- _Exercise instructions_
Copy every record word for word.
*** Material for this exercise ***
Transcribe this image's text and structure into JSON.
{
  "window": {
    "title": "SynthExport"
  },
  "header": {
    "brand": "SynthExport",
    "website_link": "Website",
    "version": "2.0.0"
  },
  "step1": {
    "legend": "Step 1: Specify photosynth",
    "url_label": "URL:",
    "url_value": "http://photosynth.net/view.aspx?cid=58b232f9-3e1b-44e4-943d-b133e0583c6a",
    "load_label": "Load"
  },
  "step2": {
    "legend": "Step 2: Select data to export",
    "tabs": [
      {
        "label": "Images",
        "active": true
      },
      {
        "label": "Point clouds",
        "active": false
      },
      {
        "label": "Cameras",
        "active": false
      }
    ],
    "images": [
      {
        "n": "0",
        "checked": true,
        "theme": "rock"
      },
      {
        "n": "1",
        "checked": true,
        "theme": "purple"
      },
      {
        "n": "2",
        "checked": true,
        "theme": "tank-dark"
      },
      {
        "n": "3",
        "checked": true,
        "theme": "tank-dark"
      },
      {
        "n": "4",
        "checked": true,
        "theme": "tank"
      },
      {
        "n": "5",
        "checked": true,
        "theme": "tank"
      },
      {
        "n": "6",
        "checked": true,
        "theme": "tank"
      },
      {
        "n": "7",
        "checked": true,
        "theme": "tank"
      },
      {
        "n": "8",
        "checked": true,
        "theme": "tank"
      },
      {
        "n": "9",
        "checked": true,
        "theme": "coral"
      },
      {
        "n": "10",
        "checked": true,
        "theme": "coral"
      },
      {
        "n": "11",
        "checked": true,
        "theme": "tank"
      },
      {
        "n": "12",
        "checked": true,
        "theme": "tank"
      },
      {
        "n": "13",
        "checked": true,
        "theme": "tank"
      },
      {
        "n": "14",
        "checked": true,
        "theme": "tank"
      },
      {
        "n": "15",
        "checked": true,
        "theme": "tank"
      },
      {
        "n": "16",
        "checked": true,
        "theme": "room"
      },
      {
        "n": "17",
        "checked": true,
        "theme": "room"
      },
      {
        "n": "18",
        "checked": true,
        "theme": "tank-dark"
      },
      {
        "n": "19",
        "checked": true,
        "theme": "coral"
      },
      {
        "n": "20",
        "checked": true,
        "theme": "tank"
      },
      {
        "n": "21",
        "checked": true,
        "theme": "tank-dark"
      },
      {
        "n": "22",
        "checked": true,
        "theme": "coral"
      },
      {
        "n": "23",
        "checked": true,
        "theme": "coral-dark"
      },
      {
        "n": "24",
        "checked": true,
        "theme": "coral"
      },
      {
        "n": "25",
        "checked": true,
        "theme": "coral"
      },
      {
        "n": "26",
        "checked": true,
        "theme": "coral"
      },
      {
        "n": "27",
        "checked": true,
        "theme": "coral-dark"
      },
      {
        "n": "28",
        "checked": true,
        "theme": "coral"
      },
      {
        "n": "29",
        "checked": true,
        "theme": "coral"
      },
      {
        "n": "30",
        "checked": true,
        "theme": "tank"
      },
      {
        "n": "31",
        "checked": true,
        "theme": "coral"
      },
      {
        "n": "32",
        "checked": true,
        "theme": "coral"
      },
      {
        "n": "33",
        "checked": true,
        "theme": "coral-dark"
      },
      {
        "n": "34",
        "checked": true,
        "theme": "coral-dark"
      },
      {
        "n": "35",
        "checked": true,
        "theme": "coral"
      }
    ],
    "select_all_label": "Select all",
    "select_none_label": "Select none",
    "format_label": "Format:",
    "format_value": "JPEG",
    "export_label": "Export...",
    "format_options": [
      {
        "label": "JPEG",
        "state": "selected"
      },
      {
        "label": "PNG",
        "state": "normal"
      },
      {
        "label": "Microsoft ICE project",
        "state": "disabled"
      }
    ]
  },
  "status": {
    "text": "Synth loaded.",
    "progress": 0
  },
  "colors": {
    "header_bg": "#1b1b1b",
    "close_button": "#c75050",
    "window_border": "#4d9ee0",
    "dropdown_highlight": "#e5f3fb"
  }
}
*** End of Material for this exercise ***
- _Solved exercise_
Transcribe this image's text and structure into JSON.
{
  "window": {
    "title": "SynthExport"
  },
  "header": {
    "brand": "SynthExport",
    "website_link": "Website",
    "version": "2.0.0"
  },
  "step1": {
    "legend": "Step 1: Specify photosynth",
    "url_label": "URL:",
    "url_value": "http://photosynth.net/view.aspx?cid=58b232f9-3e1b-44e4-943d-b133e0583c6a",
    "load_label": "Load"
  },
  "step2": {
    "legend": "Step 2: Select data to export",
    "tabs": [
      {
        "label": "Images",
        "active": true
      },
      {
        "label": "Point clouds",
        "active": false
      },
      {
        "label": "Cameras",
        "active": false
      }
    ],
    "images": [
      {
        "n": "0",
        "checked": true,
        "theme": "rock"
      },
      {
        "n": "1",
        "checked": true,
        "theme": "purple"
      },
      {
        "n": "2",
        "checked": true,
        "theme": "tank-dark"
      },
      {
        "n": "3",
        "checked": true,
        "theme": "tank-dark"
      },
      {
        "n": "4",
        "checked": true,
        "theme": "tank"
      },
      {
        "n": "5",
        "checked": true,
        "theme": "tank"
      },
      {
        "n": "6",
        "checked": true,
        "theme": "tank"
      },
      {
        "n": "7",
        "checked": true,
        "theme": "tank"
      },
      {
        "n": "8",
        "checked": true,
        "theme": "tank"
      },
      {
        "n": "9",
        "checked": true,
        "theme": "coral"
      },
      {
        "n": "10",
        "checked": true,
        "theme": "coral"
      },
      {
        "n": "11",
        "checked": true,
        "theme": "tank"
      },
      {
        "n": "12",
        "checked": true,
        "theme": "tank"
      },
      {
        "n": "13",
        "checked": true,
        "theme": "tank"
      },
      {
        "n": "14",
        "checked": true,
        "theme": "tank"
      },
      {
        "n": "15",
        "checked": true,
        "theme": "tank"
      },
      {
        "n": "16",
        "checked": true,
        "theme": "room"
      },
      {
        "n": "17",
        "checked": true,
        "theme": "room"
      },
      {
        "n": "18",
        "checked": true,
        "theme": "tank-dark"
      },
      {
        "n": "19",
        "checked": true,
        "theme": "coral"
      },
      {
        "n": "20",
        "checked": true,
        "theme": "tank"
      },
      {
        "n": "21",
        "checked": true,
        "theme": "tank-dark"
      },
      {
        "n": "22",
        "checked": true,
        "theme": "coral"
      },
      {
        "n": "23",
        "checked": true,
        "theme": "coral-dark"
      },
      {
        "n": "24",
        "checked": true,
        "theme": "coral"
      },
      {
        "n": "25",
        "checked": true,
        "theme": "coral"
      },
      {
        "n": "26",
        "checked": true,
        "theme": "coral"
      },
      {
        "n": "27",
        "checked": true,
        "theme": "coral-dark"
      },
      {
        "n": "28",
        "checked": true,
        "theme": "coral"
      },
      {
        "n": "29",
        "checked": true,
        "theme": "coral"
      },
      {
        "n": "30",
        "checked": true,
        "theme": "tank"
      },
      {
        "n": "31",
        "checked": true,
        "theme": "coral"
      },
      {
        "n": "32",
        "checked": true,
        "theme": "coral"
      },
      {
        "n": "33",
        "checked": true,
        "theme": "coral-dark"
      },
      {
        "n": "34",
        "checked": true,
        "theme": "coral-dark"
      },
      {
        "n": "35",
        "checked": true,
        "theme": "coral"
      }
    ],
    "select_all_label": "Select all",
    "select_none_label": "Select none",
    "format_label": "Format:",
    "format_value": "JPEG",
    "export_label": "Export...",
    "format_options": [
      {
        "label": "JPEG",
        "state": "selected"
      },
      {
        "label": "PNG",
        "state": "normal"
      },
      {
        "label": "Microsoft ICE project",
        "state": "disabled"
      }
    ]
  },
  "status": {
    "text": "Synth loaded.",
    "progress": 0
  },
  "colors": {
    "header_bg": "#1b1b1b",
    "close_button": "#c75050",
    "window_border": "#4d9ee0",
    "dropdown_highlight": "#e5f3fb"
  }
}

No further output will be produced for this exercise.